American Innovation

Mobile app sends alerts on sex offenders

Matt Finn shows us the new AlertID app that notifies you of everything from dangerous weather to sexual predators in your neighborhood


There are so many mobile apps out there it’s hard to tell which are useful - but a safety-oriented app already has over a  million users and promises to help increase the safety of your family.

The mobile app, AlertID, sends you up-to-the-minute alerts and warnings on severe weather, traffic - even sexual predators in your neighborhood.

“It opened our eyes and it made us be more vigilant,” said Heather Shook-Afble.

When Shook-Afble moved to a quiet Las Vegas suburb with her family she was stunned to find the dangers that lurked in her own back yard.

Shook-Afble downloaded AlertID and found out a few sex offenders lived near her neighborhood and the park where she and her husband take their two young girls.

“We were shocked,” Shook-Afble said.

AlertID is more than just a local warning system from a police or fire department. It uses the latest in mobile technology to give the latest information, combining multiple national databases, including missing children and pets, dangerous weather, and sex offender registrations.

AlertID has sent out over 2 million alerts and membership of the free app grew 600 percent in 2013.

“Everybody likes to think that they live in a safe and wonderful area, which we do, but you have to be aware of things that are there that you don’t have control of,”  Shook-Afble said.
Shook-Afble’s story is similar to that of the AlertID founder, Keli Wilson.

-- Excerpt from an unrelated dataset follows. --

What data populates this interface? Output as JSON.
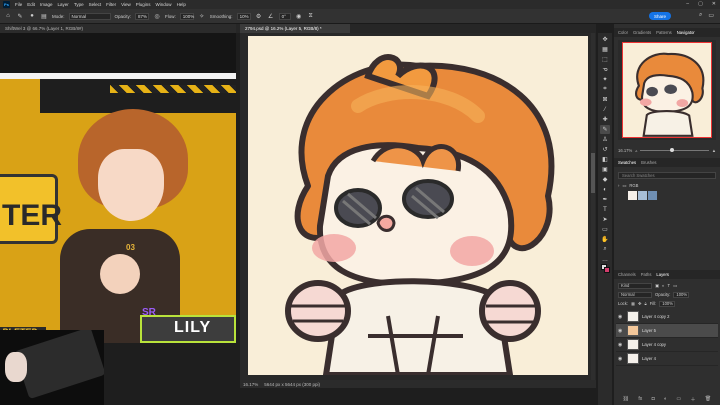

Wilson created the app after she was accidentally separated from her children at a crowded theme park. 

“Every parent knows that terrifying feeling of what it’s like to not know where your kids are,” Wilson said.

In that situation, AlertID helps put you on the offense. The app gives you the option of instantly notifying authorities if your child goes missing and provides them with a picture you choose. 

An added bonus of the app is that is automatically updates where you are - so if you travel out of your neighborhood or state it will update the alerts according to that region.

It helps users like Shook-Afble breathe a little easier.

“It’s a different world than when I was a kid and I could run out in the front yard,” she said. “We don’t live in that era any more.”

The latest tech creating a worldwide neighborhood watch for the 21st century.

Matt Finn is a Fox News correspondent based in the Chicago bureau. Follow him on Twitter: @MattFinnFNC